Wild Life
24.93 km
Haukadalsskógur Forest

Haukadalsskógur forest is the most highly cultivated of the national forests in Iceland and one of the biggest national forests in South-Iceland. A great outdoor area, with walking trails for wheelchairs as well.

Nature

Others

Galleri Laugarvatn / café
Exhibitions
  • Háholt 1
  • 840 Laugarvatn
  • 486-1016, 486-1017, 847-0805

Others

Faxi Camping Ground
Camping
  • Biskupstungur
  • 806 Selfoss
  • 774-7440
Café Mika
Restaurants
  • Skólabraut 4
  • 806 Selfoss
  • 486-1110
Minniborgir Cottages
Cottages
  • Grímsnes
  • 801 Selfoss
  • 3548683, 863-3592
Geysir Glíma
Restaurants
  • Geysir, Haukadalur
  • 806 Selfoss
  • 4813003
Galleri Laugarvatn / café
Exhibitions
  • Háholt 1
  • 840 Laugarvatn
  • 486-1016, 486-1017, 847-0805

South Iceland

Towns & Villages

The south of Iceland has several towns and villages, each with its own style, charm and points of interest.
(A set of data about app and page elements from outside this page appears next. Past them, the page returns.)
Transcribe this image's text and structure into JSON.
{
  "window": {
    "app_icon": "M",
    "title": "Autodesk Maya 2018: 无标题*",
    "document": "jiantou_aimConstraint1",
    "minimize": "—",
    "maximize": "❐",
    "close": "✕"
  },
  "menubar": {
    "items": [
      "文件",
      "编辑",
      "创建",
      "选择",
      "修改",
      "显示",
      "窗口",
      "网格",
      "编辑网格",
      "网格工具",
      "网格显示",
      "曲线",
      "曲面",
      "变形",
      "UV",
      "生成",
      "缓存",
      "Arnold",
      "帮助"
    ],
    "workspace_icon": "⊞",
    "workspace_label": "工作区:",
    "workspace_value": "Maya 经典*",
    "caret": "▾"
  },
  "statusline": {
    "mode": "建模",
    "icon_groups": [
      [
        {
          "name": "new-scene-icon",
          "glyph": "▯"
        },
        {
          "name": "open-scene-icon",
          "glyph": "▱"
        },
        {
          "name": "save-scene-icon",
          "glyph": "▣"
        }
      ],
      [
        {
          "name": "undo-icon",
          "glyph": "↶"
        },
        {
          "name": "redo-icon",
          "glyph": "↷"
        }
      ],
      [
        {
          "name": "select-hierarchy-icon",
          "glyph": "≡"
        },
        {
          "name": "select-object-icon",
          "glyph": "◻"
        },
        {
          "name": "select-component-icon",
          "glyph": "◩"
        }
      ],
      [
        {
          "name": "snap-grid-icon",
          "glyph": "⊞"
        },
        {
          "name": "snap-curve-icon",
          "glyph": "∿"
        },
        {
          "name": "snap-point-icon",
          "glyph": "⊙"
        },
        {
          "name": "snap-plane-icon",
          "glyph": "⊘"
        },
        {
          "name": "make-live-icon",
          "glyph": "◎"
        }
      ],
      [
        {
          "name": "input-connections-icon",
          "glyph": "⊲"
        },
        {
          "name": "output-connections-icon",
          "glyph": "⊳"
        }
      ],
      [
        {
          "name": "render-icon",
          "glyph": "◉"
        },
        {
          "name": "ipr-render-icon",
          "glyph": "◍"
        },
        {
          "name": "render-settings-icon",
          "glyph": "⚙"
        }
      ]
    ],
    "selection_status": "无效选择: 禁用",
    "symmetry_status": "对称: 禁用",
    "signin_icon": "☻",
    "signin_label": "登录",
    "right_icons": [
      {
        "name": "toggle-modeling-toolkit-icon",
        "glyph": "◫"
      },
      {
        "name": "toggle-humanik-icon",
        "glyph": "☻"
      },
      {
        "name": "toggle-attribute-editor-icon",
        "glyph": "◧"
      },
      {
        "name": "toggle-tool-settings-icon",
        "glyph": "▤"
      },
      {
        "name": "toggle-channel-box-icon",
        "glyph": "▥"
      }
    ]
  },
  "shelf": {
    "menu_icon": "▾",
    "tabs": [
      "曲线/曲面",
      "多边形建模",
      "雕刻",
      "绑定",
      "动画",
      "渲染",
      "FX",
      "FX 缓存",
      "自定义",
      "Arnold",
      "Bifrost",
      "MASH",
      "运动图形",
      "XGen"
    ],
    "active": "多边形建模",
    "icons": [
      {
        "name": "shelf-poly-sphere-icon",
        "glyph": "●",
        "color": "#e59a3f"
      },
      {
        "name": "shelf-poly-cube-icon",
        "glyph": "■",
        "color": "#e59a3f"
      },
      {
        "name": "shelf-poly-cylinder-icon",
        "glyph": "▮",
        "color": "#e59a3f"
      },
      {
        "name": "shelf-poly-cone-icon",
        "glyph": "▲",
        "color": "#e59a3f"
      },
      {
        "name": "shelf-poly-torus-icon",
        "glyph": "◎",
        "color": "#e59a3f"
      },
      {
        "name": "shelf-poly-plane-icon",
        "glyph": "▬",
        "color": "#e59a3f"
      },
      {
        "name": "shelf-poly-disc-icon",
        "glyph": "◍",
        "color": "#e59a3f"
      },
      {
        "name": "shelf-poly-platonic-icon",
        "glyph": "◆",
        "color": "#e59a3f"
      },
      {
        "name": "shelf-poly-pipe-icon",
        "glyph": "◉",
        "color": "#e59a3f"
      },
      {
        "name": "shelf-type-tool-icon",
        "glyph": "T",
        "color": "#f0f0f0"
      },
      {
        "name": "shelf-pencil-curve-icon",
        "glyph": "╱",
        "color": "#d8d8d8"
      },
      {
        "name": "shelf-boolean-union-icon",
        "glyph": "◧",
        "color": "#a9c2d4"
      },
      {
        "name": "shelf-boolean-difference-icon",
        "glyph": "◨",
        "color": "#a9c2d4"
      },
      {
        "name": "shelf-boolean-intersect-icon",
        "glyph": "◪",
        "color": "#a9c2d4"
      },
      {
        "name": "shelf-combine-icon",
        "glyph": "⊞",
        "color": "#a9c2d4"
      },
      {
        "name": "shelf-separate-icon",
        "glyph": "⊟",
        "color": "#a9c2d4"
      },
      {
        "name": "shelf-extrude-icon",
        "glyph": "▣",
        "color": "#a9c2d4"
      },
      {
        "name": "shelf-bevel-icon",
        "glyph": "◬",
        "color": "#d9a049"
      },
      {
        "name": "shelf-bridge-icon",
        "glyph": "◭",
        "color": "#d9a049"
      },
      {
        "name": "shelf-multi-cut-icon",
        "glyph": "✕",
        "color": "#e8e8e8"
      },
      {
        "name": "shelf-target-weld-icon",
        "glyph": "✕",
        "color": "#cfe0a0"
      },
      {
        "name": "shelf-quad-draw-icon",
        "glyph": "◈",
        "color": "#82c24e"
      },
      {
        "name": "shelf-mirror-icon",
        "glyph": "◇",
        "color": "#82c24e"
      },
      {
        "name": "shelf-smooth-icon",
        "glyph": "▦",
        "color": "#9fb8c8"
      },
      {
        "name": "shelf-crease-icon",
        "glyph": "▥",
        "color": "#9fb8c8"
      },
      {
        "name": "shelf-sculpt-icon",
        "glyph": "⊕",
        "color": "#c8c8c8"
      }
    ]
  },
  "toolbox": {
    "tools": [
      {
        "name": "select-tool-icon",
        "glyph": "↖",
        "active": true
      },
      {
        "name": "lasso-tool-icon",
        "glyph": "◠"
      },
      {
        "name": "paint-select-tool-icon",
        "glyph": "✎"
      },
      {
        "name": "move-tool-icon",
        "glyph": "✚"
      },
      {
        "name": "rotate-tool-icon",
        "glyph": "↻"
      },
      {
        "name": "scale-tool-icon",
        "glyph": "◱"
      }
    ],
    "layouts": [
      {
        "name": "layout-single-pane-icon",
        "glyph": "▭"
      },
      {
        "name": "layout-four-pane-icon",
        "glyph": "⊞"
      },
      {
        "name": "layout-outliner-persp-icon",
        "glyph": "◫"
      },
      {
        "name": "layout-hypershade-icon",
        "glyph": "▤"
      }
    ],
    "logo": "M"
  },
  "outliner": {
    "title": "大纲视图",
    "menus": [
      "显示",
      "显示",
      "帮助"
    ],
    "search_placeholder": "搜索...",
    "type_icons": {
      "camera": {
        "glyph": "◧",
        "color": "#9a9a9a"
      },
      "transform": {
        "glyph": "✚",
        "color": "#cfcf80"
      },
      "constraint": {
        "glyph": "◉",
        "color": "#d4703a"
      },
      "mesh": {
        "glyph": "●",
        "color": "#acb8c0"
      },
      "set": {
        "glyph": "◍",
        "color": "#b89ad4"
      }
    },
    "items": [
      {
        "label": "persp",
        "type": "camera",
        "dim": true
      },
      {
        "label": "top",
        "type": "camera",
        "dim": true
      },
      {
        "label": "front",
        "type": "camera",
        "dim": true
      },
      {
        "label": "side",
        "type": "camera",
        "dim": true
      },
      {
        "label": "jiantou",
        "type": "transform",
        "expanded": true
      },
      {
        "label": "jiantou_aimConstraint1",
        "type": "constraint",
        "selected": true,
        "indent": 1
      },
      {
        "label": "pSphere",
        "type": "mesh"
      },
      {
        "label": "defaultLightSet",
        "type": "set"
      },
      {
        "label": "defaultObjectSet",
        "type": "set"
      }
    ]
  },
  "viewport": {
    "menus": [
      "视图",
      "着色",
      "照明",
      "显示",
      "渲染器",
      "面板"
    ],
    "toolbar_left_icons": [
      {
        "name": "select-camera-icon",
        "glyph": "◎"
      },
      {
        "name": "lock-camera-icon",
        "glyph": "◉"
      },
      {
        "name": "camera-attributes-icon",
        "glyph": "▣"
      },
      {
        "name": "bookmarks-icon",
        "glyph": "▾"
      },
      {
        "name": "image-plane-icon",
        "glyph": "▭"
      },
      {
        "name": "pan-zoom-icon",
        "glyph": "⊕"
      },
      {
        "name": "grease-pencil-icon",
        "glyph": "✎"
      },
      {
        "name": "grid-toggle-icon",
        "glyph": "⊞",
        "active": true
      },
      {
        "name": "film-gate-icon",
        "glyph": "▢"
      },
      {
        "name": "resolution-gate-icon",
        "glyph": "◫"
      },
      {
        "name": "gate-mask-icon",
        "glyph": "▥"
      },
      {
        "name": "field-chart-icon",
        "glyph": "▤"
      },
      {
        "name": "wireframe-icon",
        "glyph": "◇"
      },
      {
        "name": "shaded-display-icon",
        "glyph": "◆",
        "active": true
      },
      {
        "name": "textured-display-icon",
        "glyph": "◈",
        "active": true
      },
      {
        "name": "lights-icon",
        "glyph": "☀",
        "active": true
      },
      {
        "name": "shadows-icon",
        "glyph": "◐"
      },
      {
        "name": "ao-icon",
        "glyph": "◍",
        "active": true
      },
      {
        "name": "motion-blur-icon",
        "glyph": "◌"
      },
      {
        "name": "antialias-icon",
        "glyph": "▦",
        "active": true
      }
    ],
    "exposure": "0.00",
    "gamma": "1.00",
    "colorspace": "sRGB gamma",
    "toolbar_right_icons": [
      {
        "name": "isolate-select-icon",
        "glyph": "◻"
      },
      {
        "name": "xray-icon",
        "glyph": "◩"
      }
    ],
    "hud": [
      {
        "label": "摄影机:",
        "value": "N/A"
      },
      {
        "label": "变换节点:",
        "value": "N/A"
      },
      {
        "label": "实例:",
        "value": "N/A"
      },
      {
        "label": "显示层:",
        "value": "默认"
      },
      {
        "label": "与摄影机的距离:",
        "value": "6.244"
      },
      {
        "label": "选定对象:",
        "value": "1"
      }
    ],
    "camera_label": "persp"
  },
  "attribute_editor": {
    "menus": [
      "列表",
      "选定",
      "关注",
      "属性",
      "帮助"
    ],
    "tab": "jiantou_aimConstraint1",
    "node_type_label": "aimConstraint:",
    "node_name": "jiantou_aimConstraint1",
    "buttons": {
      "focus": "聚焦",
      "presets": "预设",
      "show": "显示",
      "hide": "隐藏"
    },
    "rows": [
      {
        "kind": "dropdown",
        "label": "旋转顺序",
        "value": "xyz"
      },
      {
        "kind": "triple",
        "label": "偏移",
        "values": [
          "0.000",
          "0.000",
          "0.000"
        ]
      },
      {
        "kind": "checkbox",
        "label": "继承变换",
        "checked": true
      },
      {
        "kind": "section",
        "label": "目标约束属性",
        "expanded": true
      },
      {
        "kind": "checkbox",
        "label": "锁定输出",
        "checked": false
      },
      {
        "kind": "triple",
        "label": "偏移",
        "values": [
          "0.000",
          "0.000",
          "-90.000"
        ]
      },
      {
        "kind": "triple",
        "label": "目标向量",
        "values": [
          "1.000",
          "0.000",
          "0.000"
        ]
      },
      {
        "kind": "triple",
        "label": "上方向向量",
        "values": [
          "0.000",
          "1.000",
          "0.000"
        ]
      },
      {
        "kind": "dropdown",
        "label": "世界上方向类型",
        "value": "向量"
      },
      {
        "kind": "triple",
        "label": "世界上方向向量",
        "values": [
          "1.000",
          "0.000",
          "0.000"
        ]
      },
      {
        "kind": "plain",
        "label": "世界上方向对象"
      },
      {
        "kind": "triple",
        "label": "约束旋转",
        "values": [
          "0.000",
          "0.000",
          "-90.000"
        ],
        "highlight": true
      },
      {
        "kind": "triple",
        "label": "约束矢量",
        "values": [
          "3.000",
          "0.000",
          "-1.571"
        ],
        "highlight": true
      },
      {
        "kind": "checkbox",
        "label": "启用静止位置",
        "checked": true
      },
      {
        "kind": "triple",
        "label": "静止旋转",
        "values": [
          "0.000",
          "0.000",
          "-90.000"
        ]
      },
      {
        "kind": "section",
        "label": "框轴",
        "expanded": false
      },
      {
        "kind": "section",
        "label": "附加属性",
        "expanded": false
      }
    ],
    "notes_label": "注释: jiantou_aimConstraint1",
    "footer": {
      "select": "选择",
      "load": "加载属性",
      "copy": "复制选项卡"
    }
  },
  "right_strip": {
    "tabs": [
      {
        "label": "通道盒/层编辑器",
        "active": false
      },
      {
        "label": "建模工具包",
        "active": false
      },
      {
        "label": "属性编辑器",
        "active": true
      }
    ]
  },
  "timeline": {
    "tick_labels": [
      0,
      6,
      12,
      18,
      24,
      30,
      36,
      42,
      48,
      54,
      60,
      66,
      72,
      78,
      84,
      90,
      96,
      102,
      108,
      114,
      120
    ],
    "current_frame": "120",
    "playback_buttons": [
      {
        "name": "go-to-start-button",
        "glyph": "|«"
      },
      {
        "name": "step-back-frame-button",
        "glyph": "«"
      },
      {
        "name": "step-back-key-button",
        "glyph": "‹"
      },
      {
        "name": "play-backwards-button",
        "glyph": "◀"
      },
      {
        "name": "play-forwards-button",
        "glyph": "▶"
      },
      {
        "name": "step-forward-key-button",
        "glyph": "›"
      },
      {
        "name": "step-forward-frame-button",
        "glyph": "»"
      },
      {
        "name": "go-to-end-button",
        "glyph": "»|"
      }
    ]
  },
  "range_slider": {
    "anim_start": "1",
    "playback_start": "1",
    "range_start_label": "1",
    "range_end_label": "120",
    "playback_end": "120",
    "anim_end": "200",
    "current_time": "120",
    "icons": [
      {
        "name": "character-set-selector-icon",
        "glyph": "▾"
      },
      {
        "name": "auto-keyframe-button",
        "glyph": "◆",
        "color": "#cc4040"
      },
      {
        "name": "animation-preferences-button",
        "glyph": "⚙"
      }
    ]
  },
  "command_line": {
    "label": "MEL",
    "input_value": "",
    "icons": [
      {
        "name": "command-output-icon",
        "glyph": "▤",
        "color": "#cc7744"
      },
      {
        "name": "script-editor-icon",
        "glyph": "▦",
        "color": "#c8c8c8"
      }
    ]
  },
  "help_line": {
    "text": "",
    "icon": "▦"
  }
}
Selfoss is the largest town and has a variety of shops, services, many restaurants and fast food places. Most towns are close to the main route, making them accessible and enjoyable.

Explore map by categories

Map Höfn Kirkjubæjarklaustur Vík Vestmannaeyjar Hvolsvöllur Flúðir Laugarvatn Reykholt Laugarás Borg Brautarholt Hveragerði Árnes Selfoss Hella Stokkseyri Eyrarbakki Þykkvibær Þórlákshöfn